There are three distinct phases during a lift. First, there is a muscle shortening phase or concentric contraction when lifting the weight (think of squeezing the muscle). Next, the muscle is lengthening under load to lower the weight back down - referred to as an eccentric contraction. Finally, there is typically a pause or isometric contraction between the two. The eccentric phase or slow lowering of the weight causes huge amounts of muscle damage and therefore spurs tons of new growth. To make matters even better, you’re stronger when lowering a weight than actually pressing one up meaning you can handle heavier loads on the lowering portion and cause more muscle fatigue. This all translates to negatives being a fantastic method for building strength and size.

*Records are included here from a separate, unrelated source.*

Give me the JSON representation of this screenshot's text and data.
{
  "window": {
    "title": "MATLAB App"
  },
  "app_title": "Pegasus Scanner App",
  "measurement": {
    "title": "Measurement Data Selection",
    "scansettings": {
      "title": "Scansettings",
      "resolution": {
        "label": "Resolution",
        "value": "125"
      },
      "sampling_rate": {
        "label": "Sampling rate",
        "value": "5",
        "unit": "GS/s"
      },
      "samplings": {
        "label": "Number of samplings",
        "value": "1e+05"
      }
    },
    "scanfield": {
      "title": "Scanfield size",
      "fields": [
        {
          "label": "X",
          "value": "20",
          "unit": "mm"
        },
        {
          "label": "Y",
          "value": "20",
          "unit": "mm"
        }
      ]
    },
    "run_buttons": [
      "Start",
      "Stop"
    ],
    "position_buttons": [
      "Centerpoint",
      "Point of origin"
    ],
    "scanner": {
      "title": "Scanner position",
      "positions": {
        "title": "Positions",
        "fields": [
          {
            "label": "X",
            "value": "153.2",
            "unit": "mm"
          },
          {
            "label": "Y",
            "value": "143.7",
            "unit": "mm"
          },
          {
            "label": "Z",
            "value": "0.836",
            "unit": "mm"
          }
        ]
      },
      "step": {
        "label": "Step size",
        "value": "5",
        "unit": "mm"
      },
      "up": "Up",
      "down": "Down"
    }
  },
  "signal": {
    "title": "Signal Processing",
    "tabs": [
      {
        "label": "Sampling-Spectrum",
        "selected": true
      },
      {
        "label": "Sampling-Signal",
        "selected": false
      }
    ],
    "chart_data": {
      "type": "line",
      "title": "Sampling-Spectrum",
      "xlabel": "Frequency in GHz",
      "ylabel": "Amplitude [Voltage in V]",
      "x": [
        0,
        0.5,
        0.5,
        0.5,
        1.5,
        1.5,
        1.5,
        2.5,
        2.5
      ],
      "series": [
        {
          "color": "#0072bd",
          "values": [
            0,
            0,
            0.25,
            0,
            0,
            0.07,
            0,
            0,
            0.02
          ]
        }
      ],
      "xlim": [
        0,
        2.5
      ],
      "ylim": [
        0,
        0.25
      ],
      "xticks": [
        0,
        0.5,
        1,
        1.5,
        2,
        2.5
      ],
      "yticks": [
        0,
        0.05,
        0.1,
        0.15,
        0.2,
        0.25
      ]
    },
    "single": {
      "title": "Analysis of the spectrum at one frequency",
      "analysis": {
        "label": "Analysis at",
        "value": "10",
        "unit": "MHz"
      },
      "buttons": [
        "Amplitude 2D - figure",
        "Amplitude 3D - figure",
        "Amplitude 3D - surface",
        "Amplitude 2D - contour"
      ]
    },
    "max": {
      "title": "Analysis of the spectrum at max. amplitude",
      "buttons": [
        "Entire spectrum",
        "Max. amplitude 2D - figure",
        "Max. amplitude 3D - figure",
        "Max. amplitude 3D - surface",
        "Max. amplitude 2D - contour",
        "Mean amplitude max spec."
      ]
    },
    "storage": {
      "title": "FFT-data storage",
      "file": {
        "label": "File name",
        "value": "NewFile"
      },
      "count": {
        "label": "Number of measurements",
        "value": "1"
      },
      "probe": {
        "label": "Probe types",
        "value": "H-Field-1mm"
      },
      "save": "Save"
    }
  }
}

Since negatives are extremely intense and can leave you sore for days afterwards, it’s best to start slow with only one or two exercises in your program. Using a spotter, load up your five rep max on an exercise (preferably a total body move like bench press). Perform the exercise as normal but take 5-6 seconds to lower the weight. With the help of a spotter, lift the weight back up. Aim for two to three repetitions.